Song to Song opens on March 17th.

Trailer: Trespass Against Us

Despite a turn for intensity at the end of this trailer, do not be fooled, Trespass Against Us is kind of Sundancey-cute for all of its big themes of sins of the father, academia-vs-‘school-of-life’ and the United Kingdom’s social isolation of gypsies. It’s a glossy package perfectly suited for middle-brow consumption.

The very high profile cast including Michael Fassbender, Brendan Gleeson and Sean Harris (going full retard in this one, and defying the old Robert Downy Jr. commentary on this – he is excellent here, but not featured at all in the trailer. First time director (he is normally a documentary guy) Adam Smith goes for smaller moments, but cannot resist a ‘big finish’ that the movie seems to completely earn, but is nevertheless (kind of) pulled off by the sheer magnetism of Fassbender’s presence. At this point, by my editorializing, you can guess I caught this at TIFF where it debuted to kind of muted satisfaction afterwards. Trespass Against Us passes the time, but hardly leaves much of an impression. Considering all the car chases in the film, your mileage may vary.

Trailer: X-Men Apocalypse

It is big and loud, as I suppose an apocalypse should be. The latest X-Men feature will breeze into cinemas after the left-field success of Fox’s Deadpool movie. If this is Fassbender & Lawerence’s last kick at this particular can, the third of the ‘period-piece’ reboot of the franchise, it looks like they are going to go out with a lot of action and a lot of characters. Brian Singer returns to direct, and here is hoping that among all the chaos of this particular chapter, there is more than a little time for some character building and social allegory that the franchise has been so good at under his watch.

Contained in this new trailer is a chance to see Sophie Turner as a young Jean Grey, Tye Sheridan as a young Cyclops, and Oscar Isaac caked in CGI and make-up as the seriously-full-of-himself heavy. (When they asked him if he was a god, he said, “yes.”)

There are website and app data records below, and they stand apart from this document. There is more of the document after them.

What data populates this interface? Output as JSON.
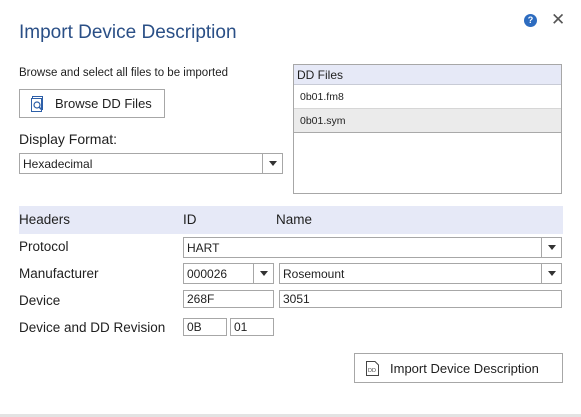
{
  "dialog": {
    "title": "Import Device Description",
    "help_symbol": "?",
    "close_symbol": "✕"
  },
  "browse": {
    "instruction": "Browse and select all files to be imported",
    "button_label": "Browse DD Files"
  },
  "display_format": {
    "label": "Display Format:",
    "value": "Hexadecimal"
  },
  "dd_files": {
    "header": "DD Files",
    "items": [
      "0b01.fm8",
      "0b01.sym"
    ]
  },
  "grid": {
    "headers": [
      "Headers",
      "ID",
      "Name"
    ],
    "protocol": {
      "label": "Protocol",
      "value": "HART"
    },
    "manufacturer": {
      "label": "Manufacturer",
      "id": "000026",
      "name": "Rosemount"
    },
    "device": {
      "label": "Device",
      "id": "268F",
      "name": "3051"
    },
    "revision": {
      "label": "Device and DD Revision",
      "device_rev": "0B",
      "dd_rev": "01"
    }
  },
  "import_button": {
    "label": "Import Device Description",
    "icon_text": "DD"
  },
  "colors": {
    "title": "#2a4f86",
    "header_band": "#e6e9f7",
    "help_icon": "#2d6cc0"
  }
}
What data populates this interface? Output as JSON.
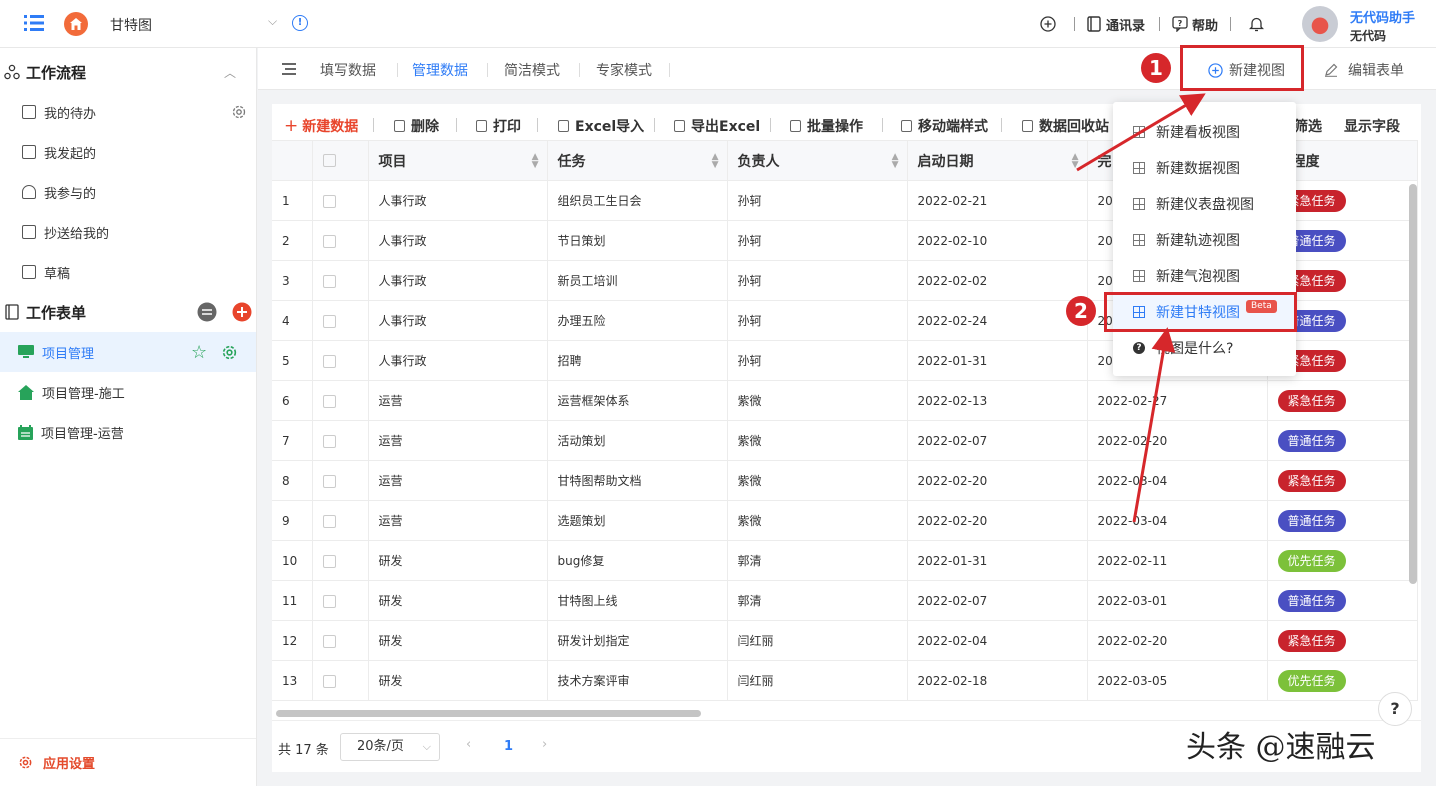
{
  "topbar": {
    "app_title": "甘特图",
    "contacts_label": "通讯录",
    "help_label": "帮助",
    "user_name": "无代码助手",
    "user_org": "无代码"
  },
  "sidebar": {
    "workflow_title": "工作流程",
    "workflow_items": [
      {
        "label": "我的待办",
        "icon": "checkbox-icon"
      },
      {
        "label": "我发起的",
        "icon": "document-icon"
      },
      {
        "label": "我参与的",
        "icon": "user-icon"
      },
      {
        "label": "抄送给我的",
        "icon": "share-icon"
      },
      {
        "label": "草稿",
        "icon": "draft-icon"
      }
    ],
    "forms_title": "工作表单",
    "form_items": [
      {
        "label": "项目管理",
        "active": true,
        "icon_color": "#27a35a"
      },
      {
        "label": "项目管理-施工",
        "active": false,
        "icon_color": "#27a35a"
      },
      {
        "label": "项目管理-运营",
        "active": false,
        "icon_color": "#27a35a"
      }
    ],
    "settings_label": "应用设置"
  },
  "tabs": {
    "items": [
      "填写数据",
      "管理数据",
      "简洁模式",
      "专家模式"
    ],
    "active_index": 1,
    "new_view_label": "新建视图",
    "edit_form_label": "编辑表单"
  },
  "toolbar": {
    "new_data": "新建数据",
    "delete": "删除",
    "print": "打印",
    "excel_import": "Excel导入",
    "export_excel": "导出Excel",
    "batch": "批量操作",
    "mobile_style": "移动端样式",
    "recycle": "数据回收站",
    "filter": "筛选",
    "show_fields": "显示字段"
  },
  "table": {
    "headers": [
      "项目",
      "任务",
      "负责人",
      "启动日期",
      "完",
      "急程度"
    ],
    "rows": [
      [
        "1",
        "人事行政",
        "组织员工生日会",
        "孙轲",
        "2022-02-21",
        "20",
        "紧急任务"
      ],
      [
        "2",
        "人事行政",
        "节日策划",
        "孙轲",
        "2022-02-10",
        "20",
        "普通任务"
      ],
      [
        "3",
        "人事行政",
        "新员工培训",
        "孙轲",
        "2022-02-02",
        "20",
        "紧急任务"
      ],
      [
        "4",
        "人事行政",
        "办理五险",
        "孙轲",
        "2022-02-24",
        "20",
        "普通任务"
      ],
      [
        "5",
        "人事行政",
        "招聘",
        "孙轲",
        "2022-01-31",
        "20",
        "紧急任务"
      ],
      [
        "6",
        "运营",
        "运营框架体系",
        "紫微",
        "2022-02-13",
        "2022-02-27",
        "紧急任务"
      ],
      [
        "7",
        "运营",
        "活动策划",
        "紫微",
        "2022-02-07",
        "2022-02-20",
        "普通任务"
      ],
      [
        "8",
        "运营",
        "甘特图帮助文档",
        "紫微",
        "2022-02-20",
        "2022-03-04",
        "紧急任务"
      ],
      [
        "9",
        "运营",
        "选题策划",
        "紫微",
        "2022-02-20",
        "2022-03-04",
        "普通任务"
      ],
      [
        "10",
        "研发",
        "bug修复",
        "郭清",
        "2022-01-31",
        "2022-02-11",
        "优先任务"
      ],
      [
        "11",
        "研发",
        "甘特图上线",
        "郭清",
        "2022-02-07",
        "2022-03-01",
        "普通任务"
      ],
      [
        "12",
        "研发",
        "研发计划指定",
        "闫红丽",
        "2022-02-04",
        "2022-02-20",
        "紧急任务"
      ],
      [
        "13",
        "研发",
        "技术方案评审",
        "闫红丽",
        "2022-02-18",
        "2022-03-05",
        "优先任务"
      ]
    ],
    "tag_colors": {
      "紧急任务": "#c8232c",
      "普通任务": "#4a4fc2",
      "优先任务": "#7cc13a"
    }
  },
  "pager": {
    "total": "共 17 条",
    "page_size": "20条/页",
    "current_page": "1"
  },
  "dropdown": {
    "items": [
      "新建看板视图",
      "新建数据视图",
      "新建仪表盘视图",
      "新建轨迹视图",
      "新建气泡视图",
      "新建甘特视图"
    ],
    "beta": "Beta",
    "what_is": "视图是什么?"
  },
  "annotations": {
    "badge1": "1",
    "badge2": "2"
  },
  "watermark": "头条 @速融云"
}
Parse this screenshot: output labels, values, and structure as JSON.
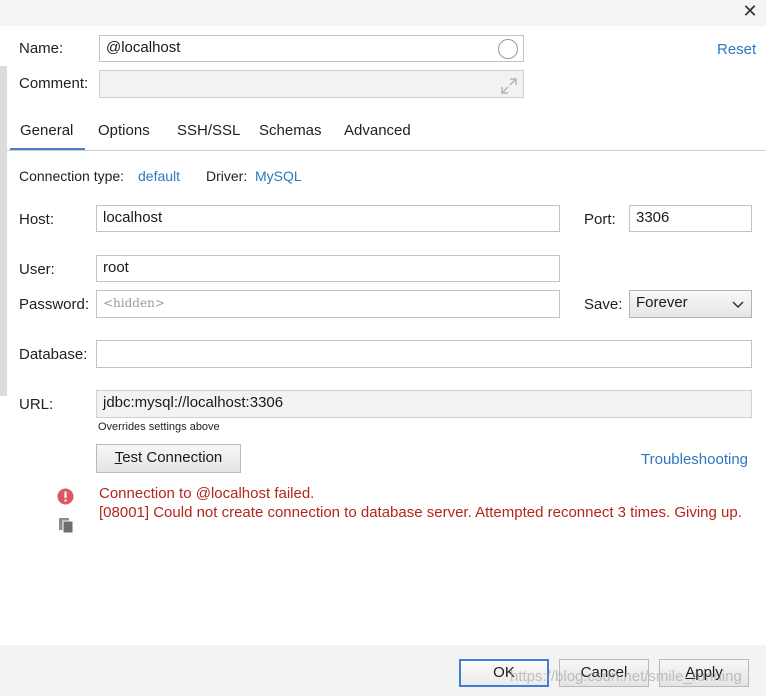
{
  "window": {
    "close": "✕"
  },
  "name": {
    "label": "Name:",
    "value": "@localhost"
  },
  "comment": {
    "label": "Comment:",
    "value": ""
  },
  "reset": "Reset",
  "tabs": [
    "General",
    "Options",
    "SSH/SSL",
    "Schemas",
    "Advanced"
  ],
  "connection": {
    "type_label": "Connection type:",
    "type_value": "default",
    "driver_label": "Driver:",
    "driver_value": "MySQL"
  },
  "host": {
    "label": "Host:",
    "value": "localhost"
  },
  "port": {
    "label": "Port:",
    "value": "3306"
  },
  "user": {
    "label": "User:",
    "value": "root"
  },
  "password": {
    "label": "Password:",
    "placeholder": "<hidden>"
  },
  "save": {
    "label": "Save:",
    "selected": "Forever"
  },
  "database": {
    "label": "Database:",
    "value": ""
  },
  "url": {
    "label": "URL:",
    "value": "jdbc:mysql://localhost:3306",
    "note": "Overrides settings above"
  },
  "test_connection": {
    "mnemonic": "T",
    "rest": "est Connection"
  },
  "troubleshooting": "Troubleshooting",
  "error": {
    "line1": "Connection to @localhost failed.",
    "line2": "[08001] Could not create connection to database server. Attempted reconnect 3 times. Giving up."
  },
  "footer": {
    "ok": "OK",
    "cancel": "Cancel",
    "apply_mnemonic": "A",
    "apply_rest": "pply"
  },
  "watermark": "https://blog.csdn.net/smile_running",
  "colors": {
    "accent": "#2f76c1",
    "error": "#b3261e",
    "default_button_border": "#3d7fd6"
  }
}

Trailer: The Light Between Oceans

Derek Cianfrance has quite a number of fans in these parts, particularly for his break-out arthouse hit, Blue Valentine and his more complex, if flawed, followup, The Place Beyond the Pines. His films aim for a kind of heightened misery at the cause of circumstance, and how his characters tackle these emotional challenges.

In adapting M.L. Steadman’s book, The Light Between Oceans he looks to continue in this vein. The story of a couple, played by Michael Fassbender and Alicia Vikander, who find a baby girl washed up to their lighthouse home, only to discover many years down the road, the mother of the child, played here by Rachel Weisz continuing her phase of crying a lot on screen (see also, The Lobster and Youth, shows up and forces a dilemma on the non-biological parents who have raised the child for 4 years or more.

The gorgeous cinematography and camerawork here (see trailer below) by Adam Arkapaw (True Detective, Macbeth, Animal Kingdom) looks very much in the style of Emmanuel Lubezki, that I hereby will be referring this film henceforth to, The Tree of Strife.

The film comes out in September 2016.